• _Task prompt_:
Copy the data below. Keep every line exactly as it is.

═══ The data ═══

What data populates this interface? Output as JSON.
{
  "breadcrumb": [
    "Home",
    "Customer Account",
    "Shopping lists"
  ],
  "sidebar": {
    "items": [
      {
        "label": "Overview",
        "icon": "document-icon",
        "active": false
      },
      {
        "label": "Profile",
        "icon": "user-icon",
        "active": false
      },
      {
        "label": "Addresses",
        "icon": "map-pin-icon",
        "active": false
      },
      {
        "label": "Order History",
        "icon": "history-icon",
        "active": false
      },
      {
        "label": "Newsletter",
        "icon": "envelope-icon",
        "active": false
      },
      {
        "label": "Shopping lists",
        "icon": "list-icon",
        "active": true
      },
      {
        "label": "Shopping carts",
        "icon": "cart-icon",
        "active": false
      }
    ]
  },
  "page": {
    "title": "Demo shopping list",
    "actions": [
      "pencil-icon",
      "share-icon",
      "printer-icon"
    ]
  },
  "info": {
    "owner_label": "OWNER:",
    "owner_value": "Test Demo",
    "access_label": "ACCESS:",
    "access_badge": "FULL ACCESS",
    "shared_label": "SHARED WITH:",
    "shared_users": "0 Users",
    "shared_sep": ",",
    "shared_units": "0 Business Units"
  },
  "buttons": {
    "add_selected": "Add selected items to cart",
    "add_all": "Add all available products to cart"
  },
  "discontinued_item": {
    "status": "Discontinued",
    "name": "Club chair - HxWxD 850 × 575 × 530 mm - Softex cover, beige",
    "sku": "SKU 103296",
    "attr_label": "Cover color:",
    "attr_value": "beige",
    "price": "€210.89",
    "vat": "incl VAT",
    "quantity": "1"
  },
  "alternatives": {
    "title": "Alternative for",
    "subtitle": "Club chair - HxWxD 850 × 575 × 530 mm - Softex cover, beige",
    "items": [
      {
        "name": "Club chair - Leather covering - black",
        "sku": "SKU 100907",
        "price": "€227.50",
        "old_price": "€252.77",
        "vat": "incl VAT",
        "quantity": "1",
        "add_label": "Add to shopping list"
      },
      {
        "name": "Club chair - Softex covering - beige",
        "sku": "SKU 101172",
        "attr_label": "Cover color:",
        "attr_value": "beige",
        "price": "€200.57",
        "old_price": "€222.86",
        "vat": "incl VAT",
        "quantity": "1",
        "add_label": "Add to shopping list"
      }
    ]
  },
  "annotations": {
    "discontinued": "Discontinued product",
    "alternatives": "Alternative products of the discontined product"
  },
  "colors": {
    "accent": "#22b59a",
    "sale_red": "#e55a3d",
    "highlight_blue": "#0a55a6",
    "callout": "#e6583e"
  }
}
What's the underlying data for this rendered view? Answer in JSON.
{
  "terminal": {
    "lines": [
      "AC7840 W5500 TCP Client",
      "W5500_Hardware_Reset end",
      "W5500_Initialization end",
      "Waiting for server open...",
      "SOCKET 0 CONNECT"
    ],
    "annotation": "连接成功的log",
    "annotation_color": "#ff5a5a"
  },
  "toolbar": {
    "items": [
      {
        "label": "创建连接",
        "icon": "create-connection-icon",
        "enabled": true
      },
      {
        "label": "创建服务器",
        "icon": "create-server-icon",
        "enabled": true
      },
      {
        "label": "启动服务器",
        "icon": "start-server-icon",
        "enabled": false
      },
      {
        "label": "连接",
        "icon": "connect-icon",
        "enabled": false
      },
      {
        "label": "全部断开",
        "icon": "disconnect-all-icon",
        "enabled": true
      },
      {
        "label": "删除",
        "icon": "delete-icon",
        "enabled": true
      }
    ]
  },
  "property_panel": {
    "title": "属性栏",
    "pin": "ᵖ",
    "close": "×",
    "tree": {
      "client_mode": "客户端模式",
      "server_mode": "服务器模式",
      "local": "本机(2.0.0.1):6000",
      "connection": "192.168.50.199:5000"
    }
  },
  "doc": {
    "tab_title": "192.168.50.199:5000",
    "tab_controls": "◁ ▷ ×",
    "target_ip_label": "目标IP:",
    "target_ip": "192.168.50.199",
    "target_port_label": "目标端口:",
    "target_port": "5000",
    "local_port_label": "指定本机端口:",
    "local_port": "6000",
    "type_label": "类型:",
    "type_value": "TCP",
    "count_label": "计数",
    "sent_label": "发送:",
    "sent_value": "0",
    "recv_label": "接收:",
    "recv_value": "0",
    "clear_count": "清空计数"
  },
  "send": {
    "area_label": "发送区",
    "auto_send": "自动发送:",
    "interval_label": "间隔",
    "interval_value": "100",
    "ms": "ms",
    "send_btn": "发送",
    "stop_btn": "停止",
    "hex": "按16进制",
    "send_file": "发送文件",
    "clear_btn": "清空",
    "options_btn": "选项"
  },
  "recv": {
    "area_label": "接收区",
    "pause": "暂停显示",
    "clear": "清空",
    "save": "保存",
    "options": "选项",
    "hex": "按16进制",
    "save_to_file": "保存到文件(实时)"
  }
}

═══

• _Exercise result_:
What data populates this interface? Output as JSON.
{
  "breadcrumb": [
    "Home",
    "Customer Account",
    "Shopping lists"
  ],
  "sidebar": {
    "items": [
      {
        "label": "Overview",
        "icon": "document-icon",
        "active": false
      },
      {
        "label": "Profile",
        "icon": "user-icon",
        "active": false
      },
      {
        "label": "Addresses",
        "icon": "map-pin-icon",
        "active": false
      },
      {
        "label": "Order History",
        "icon": "history-icon",
        "active": false
      },
      {
        "label": "Newsletter",
        "icon": "envelope-icon",
        "active": false
      },
      {
        "label": "Shopping lists",
        "icon": "list-icon",
        "active": true
      },
      {
        "label": "Shopping carts",
        "icon": "cart-icon",
        "active": false
      }
    ]
  },
  "page": {
    "title": "Demo shopping list",
    "actions": [
      "pencil-icon",
      "share-icon",
      "printer-icon"
    ]
  },
  "info": {
    "owner_label": "OWNER:",
    "owner_value": "Test Demo",
    "access_label": "ACCESS:",
    "access_badge": "FULL ACCESS",
    "shared_label": "SHARED WITH:",
    "shared_users": "0 Users",
    "shared_sep": ",",
    "shared_units": "0 Business Units"
  },
  "buttons": {
    "add_selected": "Add selected items to cart",
    "add_all": "Add all available products to cart"
  },
  "discontinued_item": {
    "status": "Discontinued",
    "name": "Club chair - HxWxD 850 × 575 × 530 mm - Softex cover, beige",
    "sku": "SKU 103296",
    "attr_label": "Cover color:",
    "attr_value": "beige",
    "price": "€210.89",
    "vat": "incl VAT",
    "quantity": "1"
  },
  "alternatives": {
    "title": "Alternative for",
    "subtitle": "Club chair - HxWxD 850 × 575 × 530 mm - Softex cover, beige",
    "items": [
      {
        "name": "Club chair - Leather covering - black",
        "sku": "SKU 100907",
        "price": "€227.50",
        "old_price": "€252.77",
        "vat": "incl VAT",
        "quantity": "1",
        "add_label": "Add to shopping list"
      },
      {
        "name": "Club chair - Softex covering - beige",
        "sku": "SKU 101172",
        "attr_label": "Cover color:",
        "attr_value": "beige",
        "price": "€200.57",
        "old_price": "€222.86",
        "vat": "incl VAT",
        "quantity": "1",
        "add_label": "Add to shopping list"
      }
    ]
  },
  "annotations": {
    "discontinued": "Discontinued product",
    "alternatives": "Alternative products of the discontined product"
  },
  "colors": {
    "accent": "#22b59a",
    "sale_red": "#e55a3d",
    "highlight_blue": "#0a55a6",
    "callout": "#e6583e"
  }
}
What's the underlying data for this rendered view? Answer in JSON.
{
  "terminal": {
    "lines": [
      "AC7840 W5500 TCP Client",
      "W5500_Hardware_Reset end",
      "W5500_Initialization end",
      "Waiting for server open...",
      "SOCKET 0 CONNECT"
    ],
    "annotation": "连接成功的log",
    "annotation_color": "#ff5a5a"
  },
  "toolbar": {
    "items": [
      {
        "label": "创建连接",
        "icon": "create-connection-icon",
        "enabled": true
      },
      {
        "label": "创建服务器",
        "icon": "create-server-icon",
        "enabled": true
      },
      {
        "label": "启动服务器",
        "icon": "start-server-icon",
        "enabled": false
      },
      {
        "label": "连接",
        "icon": "connect-icon",
        "enabled": false
      },
      {
        "label": "全部断开",
        "icon": "disconnect-all-icon",
        "enabled": true
      },
      {
        "label": "删除",
        "icon": "delete-icon",
        "enabled": true
      }
    ]
  },
  "property_panel": {
    "title": "属性栏",
    "pin": "ᵖ",
    "close": "×",
    "tree": {
      "client_mode": "客户端模式",
      "server_mode": "服务器模式",
      "local": "本机(2.0.0.1):6000",
      "connection": "192.168.50.199:5000"
    }
  },
  "doc": {
    "tab_title": "192.168.50.199:5000",
    "tab_controls": "◁ ▷ ×",
    "target_ip_label": "目标IP:",
    "target_ip": "192.168.50.199",
    "target_port_label": "目标端口:",
    "target_port": "5000",
    "local_port_label": "指定本机端口:",
    "local_port": "6000",
    "type_label": "类型:",
    "type_value": "TCP",
    "count_label": "计数",
    "sent_label": "发送:",
    "sent_value": "0",
    "recv_label": "接收:",
    "recv_value": "0",
    "clear_count": "清空计数"
  },
  "send": {
    "area_label": "发送区",
    "auto_send": "自动发送:",
    "interval_label": "间隔",
    "interval_value": "100",
    "ms": "ms",
    "send_btn": "发送",
    "stop_btn": "停止",
    "hex": "按16进制",
    "send_file": "发送文件",
    "clear_btn": "清空",
    "options_btn": "选项"
  },
  "recv": {
    "area_label": "接收区",
    "pause": "暂停显示",
    "clear": "清空",
    "save": "保存",
    "options": "选项",
    "hex": "按16进制",
    "save_to_file": "保存到文件(实时)"
  }
}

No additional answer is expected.